1
before 900; (noun) Middle English, Old English wīte penalty; cognate with Old High German wīzi, Old Norse vīti; (v.) Middle English witen, Old English wītan to blame
Dictionary.com Unabridged Based on the Random House Unabridged Dictionary, © Random House, Inc. 2018

Examples from the Web for wyte

Historical Examples of wyte

  • Ye haena sae muckle to be ashamet o' as I hae, sir: it was a' my wyte!

    Salted With Fire

    George MacDonald

  • The laidy 'as came, Miss Gloria, and she sent me to tell you to wyte 'ere for 'er a minute.

    The Christian

    Hall Caine

  • My niece will wyte on people of doubtful conduck over my dead corpse.

    The Dust Flower

    Basil King

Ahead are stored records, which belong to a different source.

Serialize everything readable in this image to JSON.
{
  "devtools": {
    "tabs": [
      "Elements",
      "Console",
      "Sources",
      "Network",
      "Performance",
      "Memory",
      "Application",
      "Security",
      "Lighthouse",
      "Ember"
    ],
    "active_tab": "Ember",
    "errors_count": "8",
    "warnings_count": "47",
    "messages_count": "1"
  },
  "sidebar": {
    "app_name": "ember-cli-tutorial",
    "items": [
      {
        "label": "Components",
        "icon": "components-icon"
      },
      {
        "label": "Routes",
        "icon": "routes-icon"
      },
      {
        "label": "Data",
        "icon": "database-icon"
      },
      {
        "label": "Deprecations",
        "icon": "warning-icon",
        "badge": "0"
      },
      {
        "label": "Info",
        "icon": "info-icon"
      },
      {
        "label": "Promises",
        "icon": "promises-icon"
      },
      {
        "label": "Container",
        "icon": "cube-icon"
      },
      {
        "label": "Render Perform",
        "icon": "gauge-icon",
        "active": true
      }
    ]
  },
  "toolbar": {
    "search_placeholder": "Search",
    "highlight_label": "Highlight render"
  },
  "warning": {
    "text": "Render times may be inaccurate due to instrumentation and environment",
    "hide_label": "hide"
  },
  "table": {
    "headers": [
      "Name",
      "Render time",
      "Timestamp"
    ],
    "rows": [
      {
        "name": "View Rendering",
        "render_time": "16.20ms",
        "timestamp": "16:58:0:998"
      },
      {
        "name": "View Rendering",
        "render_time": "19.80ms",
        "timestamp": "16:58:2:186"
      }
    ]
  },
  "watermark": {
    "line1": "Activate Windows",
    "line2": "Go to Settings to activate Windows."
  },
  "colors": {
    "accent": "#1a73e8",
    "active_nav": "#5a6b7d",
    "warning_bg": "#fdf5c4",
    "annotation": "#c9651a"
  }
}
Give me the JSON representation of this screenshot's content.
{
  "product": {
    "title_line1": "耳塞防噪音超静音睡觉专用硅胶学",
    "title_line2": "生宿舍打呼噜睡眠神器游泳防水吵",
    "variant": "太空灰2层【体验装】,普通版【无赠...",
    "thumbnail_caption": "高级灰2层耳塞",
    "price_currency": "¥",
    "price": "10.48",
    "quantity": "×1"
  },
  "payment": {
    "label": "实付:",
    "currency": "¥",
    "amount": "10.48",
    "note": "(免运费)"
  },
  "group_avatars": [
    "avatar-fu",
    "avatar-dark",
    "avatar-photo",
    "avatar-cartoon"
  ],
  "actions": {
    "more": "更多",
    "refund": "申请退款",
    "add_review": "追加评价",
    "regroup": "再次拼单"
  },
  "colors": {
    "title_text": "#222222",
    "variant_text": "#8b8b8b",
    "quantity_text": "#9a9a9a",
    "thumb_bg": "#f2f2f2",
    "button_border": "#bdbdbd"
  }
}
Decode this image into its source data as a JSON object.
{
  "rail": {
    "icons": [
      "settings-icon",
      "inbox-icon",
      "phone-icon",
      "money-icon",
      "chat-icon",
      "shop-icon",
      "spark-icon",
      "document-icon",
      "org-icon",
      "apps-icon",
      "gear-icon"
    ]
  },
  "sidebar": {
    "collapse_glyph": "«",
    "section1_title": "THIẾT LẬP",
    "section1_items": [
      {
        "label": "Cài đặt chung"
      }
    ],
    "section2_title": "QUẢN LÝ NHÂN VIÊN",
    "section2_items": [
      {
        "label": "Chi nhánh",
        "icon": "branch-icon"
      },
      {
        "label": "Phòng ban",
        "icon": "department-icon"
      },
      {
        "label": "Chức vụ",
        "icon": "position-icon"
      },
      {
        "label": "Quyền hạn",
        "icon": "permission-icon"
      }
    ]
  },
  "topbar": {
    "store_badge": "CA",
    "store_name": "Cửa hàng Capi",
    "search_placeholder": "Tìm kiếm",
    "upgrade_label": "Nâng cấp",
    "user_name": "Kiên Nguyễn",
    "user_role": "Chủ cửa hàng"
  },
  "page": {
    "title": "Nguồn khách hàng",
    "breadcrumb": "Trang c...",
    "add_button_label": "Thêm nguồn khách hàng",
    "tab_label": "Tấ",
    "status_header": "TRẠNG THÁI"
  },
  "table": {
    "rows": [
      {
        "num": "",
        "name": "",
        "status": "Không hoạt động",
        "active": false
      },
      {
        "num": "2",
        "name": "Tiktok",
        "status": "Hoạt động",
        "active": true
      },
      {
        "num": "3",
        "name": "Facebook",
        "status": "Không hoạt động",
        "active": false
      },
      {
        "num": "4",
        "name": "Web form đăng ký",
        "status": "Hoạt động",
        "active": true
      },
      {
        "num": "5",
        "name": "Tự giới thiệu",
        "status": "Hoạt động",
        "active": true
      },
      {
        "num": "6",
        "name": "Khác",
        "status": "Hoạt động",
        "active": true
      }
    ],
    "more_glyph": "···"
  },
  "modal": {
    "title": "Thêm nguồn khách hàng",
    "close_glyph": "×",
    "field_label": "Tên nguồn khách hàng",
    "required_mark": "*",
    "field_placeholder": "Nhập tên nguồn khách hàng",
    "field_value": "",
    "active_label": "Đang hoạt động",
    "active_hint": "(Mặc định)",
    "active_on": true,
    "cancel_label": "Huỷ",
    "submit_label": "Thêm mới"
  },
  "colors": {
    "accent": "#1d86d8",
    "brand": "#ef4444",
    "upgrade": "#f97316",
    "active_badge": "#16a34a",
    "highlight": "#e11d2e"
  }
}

  • Gin he dinna something o' ye yet, it'll be your wyte, no his, I'm thinkin'.'

    Robert Falconer

    George MacDonald

  • I wadna like to wyte an innocent neighbour wi' violence—No answer?

    The Black Dwarf

    Sir Walter Scott